The new circus act is here
In a scandal-hungry society, yesterday's tasty gossip becomes cold, greasy and unpalatable faster than last night's vada pao. Anyone remember RTI activist Anjali Damania and her accusations against BJP president Nitin Gadkari? When was that? Last century? Last decade? Last year? Month? Who knows and who cares.
In a scandal-hungry society, yesterday’s tasty gossip becomes cold, greasy and unpalatable faster than last night’s vada pao. Anyone remember RTI activist Anjali Damania and her accusations against BJP president Nitin Gadkari? When was that? Last century? Last decade? Last year? Month? Who knows and who cares.
The flavour for now is mango with a kick of banana. Robert Vadra’s cosy relationship with real estate giant DLF is bad enough and then he goes and makes a joke about the “aam aadmi”? A pun no less and calls them “mango men in a banana republic”? Shocking and disrespectful to mangoes, men, republics, bananas, puns, aliens, buildings, land, loans, companies, friends, family, in-laws, loved ones, parties… have I left out anything? Luckily PeTA is not concerned about the ethical treatment of fruits or they would have jumped in by now.
It was of course Vadra’s late father-in-law Rajiv Gandhi who first made India famous as a banana republic. Almost every speech he made as prime minister contained the phrase: “hame yeh banana hai” (we have to build this). The country, one must acknowledge, has many new buildings since then though I’m not sure that Rajiv Gandhi was specifically referring to DLF.

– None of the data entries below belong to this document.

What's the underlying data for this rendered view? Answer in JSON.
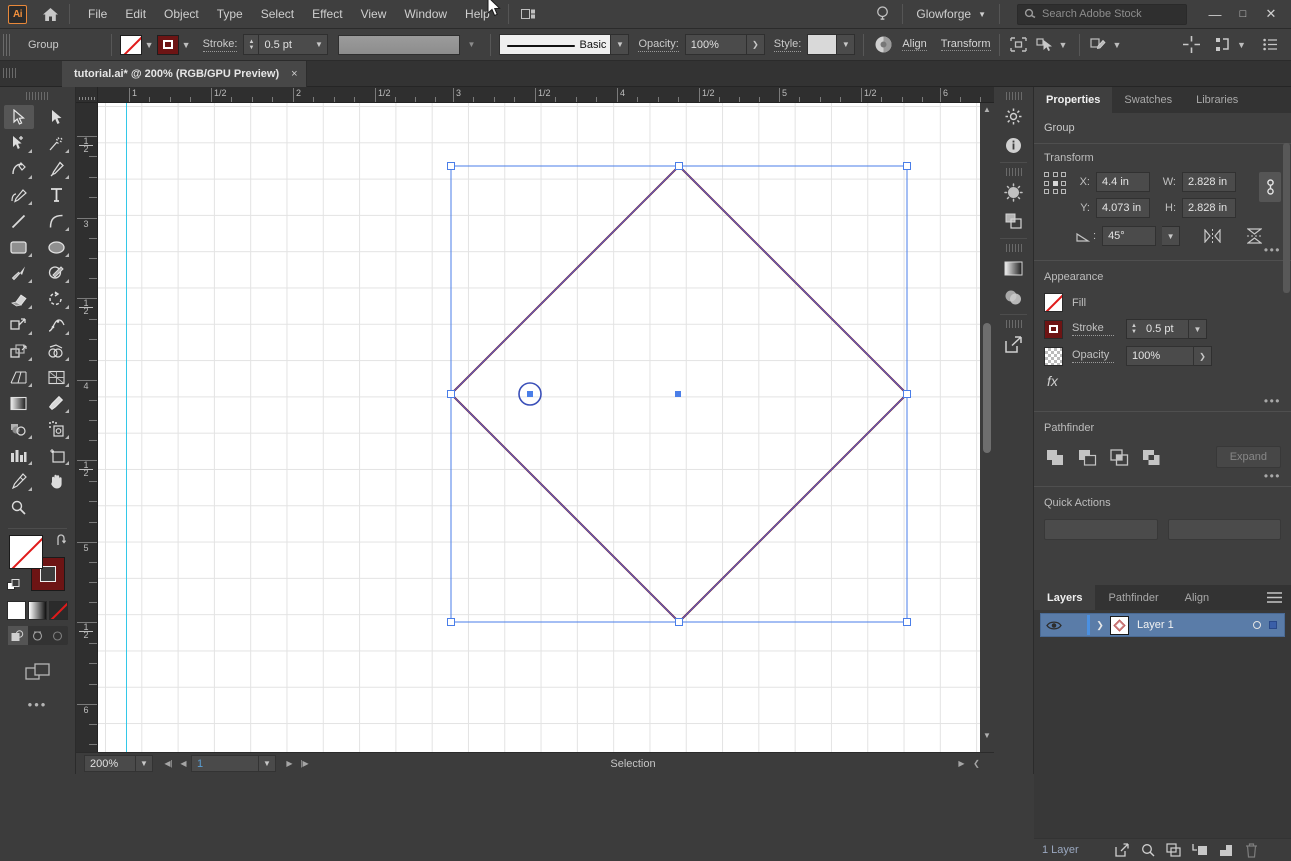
{
  "app": {
    "logo": "Ai",
    "title": "Adobe Illustrator"
  },
  "menubar": {
    "items": [
      "File",
      "Edit",
      "Object",
      "Type",
      "Select",
      "Effect",
      "View",
      "Window",
      "Help"
    ],
    "account": "Glowforge",
    "search_placeholder": "Search Adobe Stock",
    "window_buttons": [
      "minimize",
      "maximize",
      "close"
    ]
  },
  "controlbar": {
    "selection_label": "Group",
    "stroke_label": "Stroke:",
    "stroke_weight": "0.5 pt",
    "brush_label": "Basic",
    "opacity_label": "Opacity:",
    "opacity_value": "100%",
    "style_label": "Style:",
    "align_label": "Align",
    "transform_label": "Transform"
  },
  "tab": {
    "title": "tutorial.ai* @ 200% (RGB/GPU Preview)",
    "close": "×"
  },
  "toolbar": {
    "tools": [
      "selection-tool",
      "direct-selection-tool",
      "magic-wand-tool",
      "lasso-tool",
      "curvature-tool",
      "pen-tool",
      "add-anchor-point-tool",
      "type-tool",
      "line-segment-tool",
      "arc-tool",
      "rectangle-tool",
      "ellipse-tool",
      "paintbrush-tool",
      "shaper-tool",
      "eraser-tool",
      "rotate-tool",
      "scale-tool",
      "width-tool",
      "free-transform-tool",
      "shape-builder-tool",
      "perspective-grid-tool",
      "mesh-tool",
      "gradient-tool",
      "eyedropper-tool",
      "blend-tool",
      "symbol-sprayer-tool",
      "column-graph-tool",
      "artboard-tool",
      "slice-tool",
      "hand-tool",
      "zoom-tool"
    ],
    "active_tool": "selection-tool",
    "fill": "None",
    "stroke": "#6d1414",
    "color_modes": [
      "color",
      "gradient",
      "none"
    ],
    "draw_modes": [
      "draw-normal",
      "draw-behind",
      "draw-inside"
    ],
    "screen_mode": "screen-mode-toggle",
    "more": "•••"
  },
  "rulers": {
    "horizontal": [
      "1",
      "1/2",
      "2",
      "1/2",
      "3",
      "1/2",
      "4",
      "1/2",
      "5",
      "1/2",
      "6"
    ],
    "vertical": [
      "1/2",
      "3",
      "1/2",
      "4",
      "1/2",
      "5",
      "1/2",
      "6"
    ],
    "unit": "in"
  },
  "canvas": {
    "grid": "on",
    "guide_color": "#33c8e8",
    "selection_color": "#4a7ee8",
    "shape": "diamond",
    "stroke_color": "#5a5ab4"
  },
  "statusbar": {
    "zoom": "200%",
    "page": "1",
    "status": "Selection"
  },
  "dock_icons": [
    "properties-icon",
    "info-icon",
    "color-guide-icon",
    "layers-dock-icon",
    "gradient-dock-icon",
    "transparency-dock-icon",
    "export-dock-icon"
  ],
  "properties": {
    "tabs": [
      "Properties",
      "Swatches",
      "Libraries"
    ],
    "active_tab": "Properties",
    "object_type": "Group",
    "transform": {
      "title": "Transform",
      "x_label": "X:",
      "x_value": "4.4 in",
      "y_label": "Y:",
      "y_value": "4.073 in",
      "w_label": "W:",
      "w_value": "2.828 in",
      "h_label": "H:",
      "h_value": "2.828 in",
      "angle_value": "45°",
      "link_icon": "link-proportions-icon",
      "flip_h_icon": "flip-horizontal-icon",
      "flip_v_icon": "flip-vertical-icon",
      "more": "•••"
    },
    "appearance": {
      "title": "Appearance",
      "fill_label": "Fill",
      "stroke_label": "Stroke",
      "stroke_weight": "0.5 pt",
      "opacity_label": "Opacity",
      "opacity_value": "100%",
      "fx_label": "fx",
      "more": "•••"
    },
    "pathfinder": {
      "title": "Pathfinder",
      "buttons": [
        "unite",
        "minus-front",
        "intersect",
        "exclude"
      ],
      "expand_label": "Expand",
      "more": "•••"
    },
    "quick_actions": {
      "title": "Quick Actions"
    }
  },
  "layers": {
    "tabs": [
      "Layers",
      "Pathfinder",
      "Align"
    ],
    "active_tab": "Layers",
    "menu_icon": "panel-menu-icon",
    "rows": [
      {
        "name": "Layer 1",
        "visible": true,
        "selected": true
      }
    ],
    "footer": {
      "count": "1 Layer",
      "icons": [
        "locate-object-icon",
        "search-icon",
        "make-clipping-mask-icon",
        "create-sublayer-icon",
        "new-layer-icon",
        "delete-layer-icon"
      ]
    }
  }
}
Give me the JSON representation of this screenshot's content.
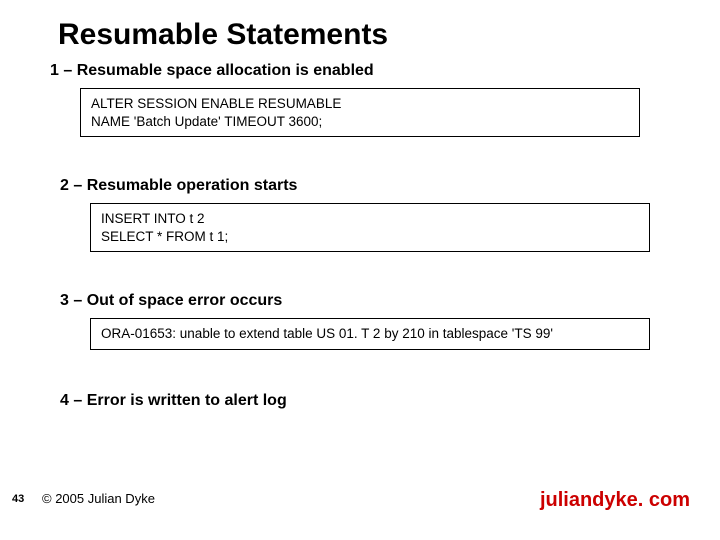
{
  "title": "Resumable Statements",
  "steps": [
    {
      "heading": "1 – Resumable space allocation is enabled",
      "code": "ALTER SESSION ENABLE RESUMABLE\nNAME 'Batch Update' TIMEOUT 3600;"
    },
    {
      "heading": "2 – Resumable operation starts",
      "code": "INSERT INTO t 2\nSELECT * FROM t 1;"
    },
    {
      "heading": "3 – Out of space error occurs",
      "code": "ORA-01653: unable to extend table US 01. T 2 by 210 in tablespace 'TS 99'"
    },
    {
      "heading": "4 – Error is written to alert log"
    }
  ],
  "footer": {
    "page": "43",
    "copyright": "© 2005 Julian Dyke",
    "domain": "juliandyke. com"
  }
}
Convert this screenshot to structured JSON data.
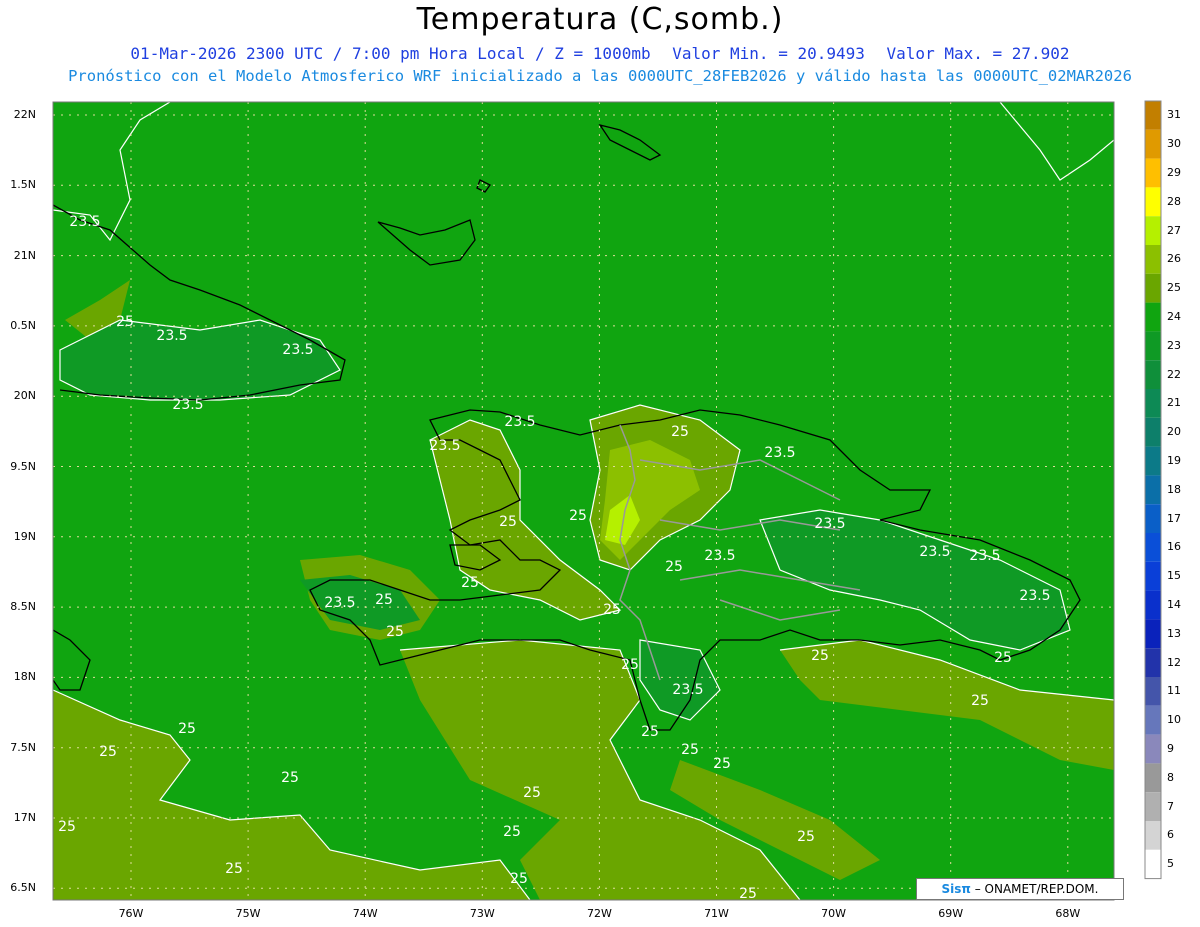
{
  "title": "Temperatura (C,somb.)",
  "subtitle": {
    "valid_time": "01-Mar-2026 2300 UTC / 7:00 pm Hora Local / Z = 1000mb",
    "min": "Valor Min. = 20.9493",
    "max": "Valor Max. = 27.902"
  },
  "forecast_note": "Pronóstico con el Modelo Atmosferico WRF inicializado a las 0000UTC_28FEB2026 y válido hasta las  0000UTC_02MAR2026",
  "latitude_ticks": [
    "22N",
    "1.5N",
    "21N",
    "0.5N",
    "20N",
    "9.5N",
    "19N",
    "8.5N",
    "18N",
    "7.5N",
    "17N",
    "6.5N"
  ],
  "longitude_ticks": [
    "76W",
    "75W",
    "74W",
    "73W",
    "72W",
    "71W",
    "70W",
    "69W",
    "68W"
  ],
  "colorbar": {
    "labels": [
      "31",
      "30",
      "29",
      "28",
      "27",
      "26",
      "25",
      "24",
      "23",
      "22",
      "21",
      "20",
      "19",
      "18",
      "17",
      "16",
      "15",
      "14",
      "13",
      "12",
      "11",
      "10",
      "9",
      "8",
      "7",
      "6",
      "5"
    ],
    "colors": [
      "#c27f00",
      "#e09a00",
      "#ffbf00",
      "#ffff00",
      "#b5f000",
      "#8cc000",
      "#6aa600",
      "#10a510",
      "#0f9a25",
      "#0f8f3a",
      "#0d8a55",
      "#0d7f6a",
      "#0c7a88",
      "#0b6fa8",
      "#0a5fc8",
      "#0a4fd8",
      "#0a3fd8",
      "#0a30cc",
      "#0a22bb",
      "#2233aa",
      "#4455aa",
      "#6677bb",
      "#8a88bb",
      "#999999",
      "#b0b0b0",
      "#d4d4d4",
      "#ffffff"
    ]
  },
  "contour_labels": [
    "23.5",
    "25"
  ],
  "credit": {
    "logo": "Sisπ",
    "text": " – ONAMET/REP.DOM."
  },
  "colors": {
    "sea": "#10a510",
    "warm": "#6aa600",
    "hot": "#8cc000",
    "cool": "#0f9a25",
    "coast": "#000000",
    "border": "#999999"
  }
}
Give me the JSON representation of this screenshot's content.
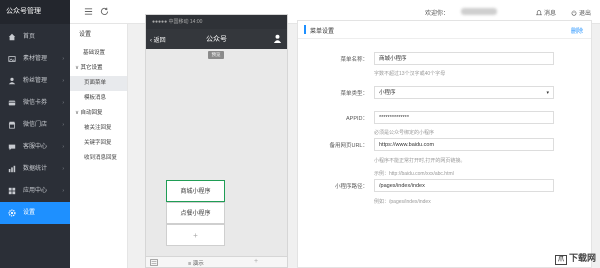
{
  "sidebar": {
    "brand": "公众号管理",
    "items": [
      {
        "label": "首页",
        "icon": "home-icon",
        "active": false
      },
      {
        "label": "素材管理",
        "icon": "image-icon",
        "active": false
      },
      {
        "label": "粉丝管理",
        "icon": "user-icon",
        "active": false
      },
      {
        "label": "微信卡券",
        "icon": "card-icon",
        "active": false
      },
      {
        "label": "微信门店",
        "icon": "store-icon",
        "active": false
      },
      {
        "label": "客服中心",
        "icon": "chat-icon",
        "active": false
      },
      {
        "label": "数据统计",
        "icon": "chart-icon",
        "active": false
      },
      {
        "label": "应用中心",
        "icon": "apps-icon",
        "active": false
      },
      {
        "label": "设置",
        "icon": "gear-icon",
        "active": true
      }
    ]
  },
  "topbar": {
    "welcome": "欢迎你：",
    "message": "消息",
    "logout": "退出"
  },
  "submenu": {
    "title": "设置",
    "basic": "基础设置",
    "group_other": "其它设置",
    "page_menu": "页面菜单",
    "template_msg": "模板消息",
    "group_auto": "自动回复",
    "follow_reply": "被关注回复",
    "keyword_reply": "关键字回复",
    "receive_reply": "收到消息回复"
  },
  "phone": {
    "status": "●●●●● 中国移动  14:00",
    "back": "返回",
    "title": "公众号",
    "preview_tag": "预览",
    "menu": [
      "商城小程序",
      "点餐小程序",
      "+"
    ],
    "keyboard_icon": "keyboard-icon",
    "bottom_label": "演示",
    "bottom_plus": "+"
  },
  "form": {
    "header_title": "菜单设置",
    "delete": "删除",
    "name_label": "菜单名称：",
    "name_value": "商城小程序",
    "name_hint": "字数不超过13个汉字或40个字母",
    "type_label": "菜单类型：",
    "type_value": "小程序",
    "appid_label": "APPID：",
    "appid_value": "**************",
    "appid_hint": "必须是公众号绑定的小程序",
    "url_label": "备用网页URL：",
    "url_value": "https://www.baidu.com",
    "url_hint1": "小程序不能正常打开时,打开的网页链接。",
    "url_hint2": "示例：http://baidu.com/xxx/abc.html",
    "path_label": "小程序路径：",
    "path_value": "/pages/index/index",
    "path_hint": "例如：/pages/index/index"
  },
  "watermark": "下载网",
  "watermark_badge": "爪"
}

The short shelf-life of a scandal doesn’t just mean that the high-profile victim gets off the hook pretty quick but more seriously, that the point made is missed completely and we’re back to where we started. The question about Sonia Gandhi’s foreign travel was followed by counter questions about Gujarat chief minister’s own sojourns — no answers there either. Maharashtra Chief Minister Prithviraj Chavan promised a “white paper” on irrigation; that’s now been downgraded to a status report but there’s only mild concern since the thrill of Ajit Pawar’s resignation has become stale.
I can’t even go as far back as Barkha Dutt, Vir Sanghvi, Ratan Tata, the Ambani brothers and Niira Radia because all that happened who-knows-when. The new contestants on Bigg Boss are apparently more interesting. That cartoonist who was all hysterical about sedition charges has, I believe, taken his battle against the Indian state to the well-tested agit-prop device of sordid reality TV: have forgotten his name of course. It was so long ago.
Arvind Kejriwal and his friends have more “exposes” in store for us they say which means more one week wonders in the time space continuum. Suresh Kalmadi and A Raja are going to be on some parliamentary panels we hear and TV-encouraged outrage has been barely perceptible: a short while ago the very sight of Kalmadi’s name if not the man himself made the whole nation quiver with self-righteous disgust.
Two non-stop sources of shock and horror are Haryana and West Bengal. What Bengal does today, India does tomorrow so Haryana has just discovered that all these rapes that happen there are a conspiracy against the state. Mamata Banerjee said that ages ago, remember?
The chief beneficiaries of all these non-stop political messes have been Indian cricketers. They’ve lost just about everything they should have won this year but so engrossed have we been in other stuff, that cricket has been pushed to the background. Oh yeah, India didn’t win the T20 World Cup. Ho hum. Have you seen Chris Gayle dancing Gangnam style?
With due respect to India TV, I can’t see a few nudge-nudge wink-wink umpires in a tiny no-money-compared-to-IPL league creating any more turbulent weather. Some figure like Rs 95 lakh crore for a breaking-chairs-and-tables allowance in legislative assemblies will soon be upon us and the circus will start again.
Ranjona Banerji is a senior journalist. You can follow her on twitter @ranjona